The Saipan Chamber of Commerce presented a panel of experts at a symposium yesterday for workers and employers affected by the federal government’s cap on contract workers allowed in the CNMI this fiscal year.
A panel of experts—attorneys Nelson Xu and Bruce Mailman and IT&E human resource manager Shirley Dotts—spoke on visa programs, conversion options, and common misconceptions in the permitting process to a crowd at the Pacific Islands Club’s Charley Cabaret yesterday.
The breached cap and the 10-day window provided by the federal government for workers affected and their families to leave after their permits expire is a continuing concern, and is expected to force over a thousand workers, not including their families, to leave the Commonwealth as early as May until October.
Mami Ikeda, a contract worker who finds her profession in helping process permits for different clients, has her permit expire in September. She said she was about to prepare to submit her petition but was cutoff by the announced May deadline.
“Now I am trying to see if anything will change for the people who missed the cap,” she said.
Ikeda came back to Saipan in 2009, but her whole family has been on island since she was in the fourth grade, in the late 1970s.
“My parents had business here. My brothers stayed here for 40 years. They now are all passed. When I came back in 2009, contract worker was the only way I can stay here so I had no chance. They passed away. They were CNMI permanent residents,” she said.
Ikeda has also started a page on Facebook called “Faces of CW” to share the group of affected workers’ concerns.
Asked how she felt knowing she had to leave in September, she said, “I can’t. I can’t.”
“My dad and brother are both buried in Tanapag and I have a business here and I have a cat to look after. I don’t have my own family but I just cannot leave.”
Another affected person, employer Sylvan Tudela of Chelu Photos, runs a three-man photography and video business that depends on the skills of small staff he has. One of his employees’ permit expires in September, meaning that he will have to send this employee back to his home country and hope a permit can be approved in time.
“My company is a three-person company. It’s a very small business. I’m a local business owner and work by myself in this industry. I need people to work with me,” he said.
“It’s hard for me to find people with the talent like what I have with my employees right now. Not just the talent, but the know-how, the experience…It’s very daunting for me because I could lose a lot of clients just for that one person.
“Our jobs are based on recording people’s live, recording people’s most important events,” Tudela said. Chelu Photos does photography and video for weddings and other events. “It will be really hard for me to do what I am offering now if I lost that one person. I don’t know what I’d do.”
Tudela said the symposium yesterday was enlightening. He said the avenues presented as options, though, like other visa class options, we’re not easy tasks and appear more expensive. It’s also a lot more paperwork, he added.
“So it’s not going to be any easier for a small business person like myself to try and survive something like this,” he said. “I am not giving up hope but it just makes it harder for me to do my job.”

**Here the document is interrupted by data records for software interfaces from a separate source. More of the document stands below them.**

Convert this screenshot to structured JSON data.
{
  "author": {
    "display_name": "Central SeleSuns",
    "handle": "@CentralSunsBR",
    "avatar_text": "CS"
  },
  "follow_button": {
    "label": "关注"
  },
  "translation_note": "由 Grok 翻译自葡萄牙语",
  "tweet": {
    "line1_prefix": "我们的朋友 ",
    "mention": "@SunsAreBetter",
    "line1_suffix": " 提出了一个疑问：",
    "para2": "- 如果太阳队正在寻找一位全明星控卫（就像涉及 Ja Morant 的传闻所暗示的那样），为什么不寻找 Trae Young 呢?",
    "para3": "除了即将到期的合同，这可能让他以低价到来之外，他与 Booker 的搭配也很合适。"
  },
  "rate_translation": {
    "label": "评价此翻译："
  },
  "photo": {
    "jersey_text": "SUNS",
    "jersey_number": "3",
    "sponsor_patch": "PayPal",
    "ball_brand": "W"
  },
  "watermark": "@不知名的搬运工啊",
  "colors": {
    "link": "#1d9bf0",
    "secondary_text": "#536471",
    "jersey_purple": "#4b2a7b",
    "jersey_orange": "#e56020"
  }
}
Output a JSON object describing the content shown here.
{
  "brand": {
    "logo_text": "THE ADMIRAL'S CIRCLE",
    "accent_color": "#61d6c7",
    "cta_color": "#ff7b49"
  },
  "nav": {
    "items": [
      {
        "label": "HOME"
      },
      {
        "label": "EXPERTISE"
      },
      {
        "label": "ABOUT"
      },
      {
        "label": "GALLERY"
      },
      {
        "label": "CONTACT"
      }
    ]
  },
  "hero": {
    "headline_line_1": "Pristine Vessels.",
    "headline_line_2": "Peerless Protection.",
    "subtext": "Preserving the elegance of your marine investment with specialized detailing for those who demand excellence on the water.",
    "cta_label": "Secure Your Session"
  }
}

The symposium had attorney Nelson Xu speak on various types of visa program, attorney Bruch Mailman speak on strategies for securing and maintaining labor force, and Shirley Dotts, human resource manager at IT&E, speak on common misconceptions and mistakes from the employers perspective.
Xu says that he and Mailman both are in the opinion that parole—for employees with visas expiring before Oct. 1—“is not going to work,” for companies that might try this route.
“That is not an option because for parole in place to work—according to U.S. immigration, people we talk to—the person must not be granted any U.S. visas. So if the person has a CW visa, now expired, they are not eligible for parole. So that’s out.”
Xu believes there are very limited options for the affected to continue working on island without first leaving.
“Our recommendation is to always not leave any room for misinterpretation, so that there visa status would not be jeopardized,” Xu said, who works at Bauman, Kondas, and Xu, LLC based out of Guam.
“Our firm would recommend that people leave and then come back and then apply for the new CW visas with the starting date of Oct. 1 and then come back so you don’t leave any misinterpretation” and “confusion to [U.S.] immigration and give them a reason to deny the CW” visa.
He understands that many don’t want to leave but thinks it might be the better option.
Xu says there are rules they are still trying to clarify as to whether employees or employers can use that 10-day window to leave after expiration as a “bridge” between the expiration date and the start date of the next visa, but says that is still not clear. “And when it’s not very clear, I’d like to play it safe. I think I would recommend them to leave and apply now” and “try to get the new one [permit] as soon as possible” before cap space is used up for next fiscal year.
“Then you are out for even a longer period of time,” he added. “That is kind of a risk.”
On transitioning to other visa categories
Xu said the No. 1 thing for those with expiring visas to do is to look at themselves and see if there is any possibility of converting to a different visa without leaving.
This could be to an H-visa, or any other visa, he said. And it’s very important to look at family based petitions, he added, whether they are family, relatives, immediate family U.S. citizens, to apply for in the future or very soon, before they choose to leave.
“All these options have to be exhausted. They probably need some professional help. It’s very complicated. We need to look at every option. Then if there is no other way to go then they have to leave,” he said.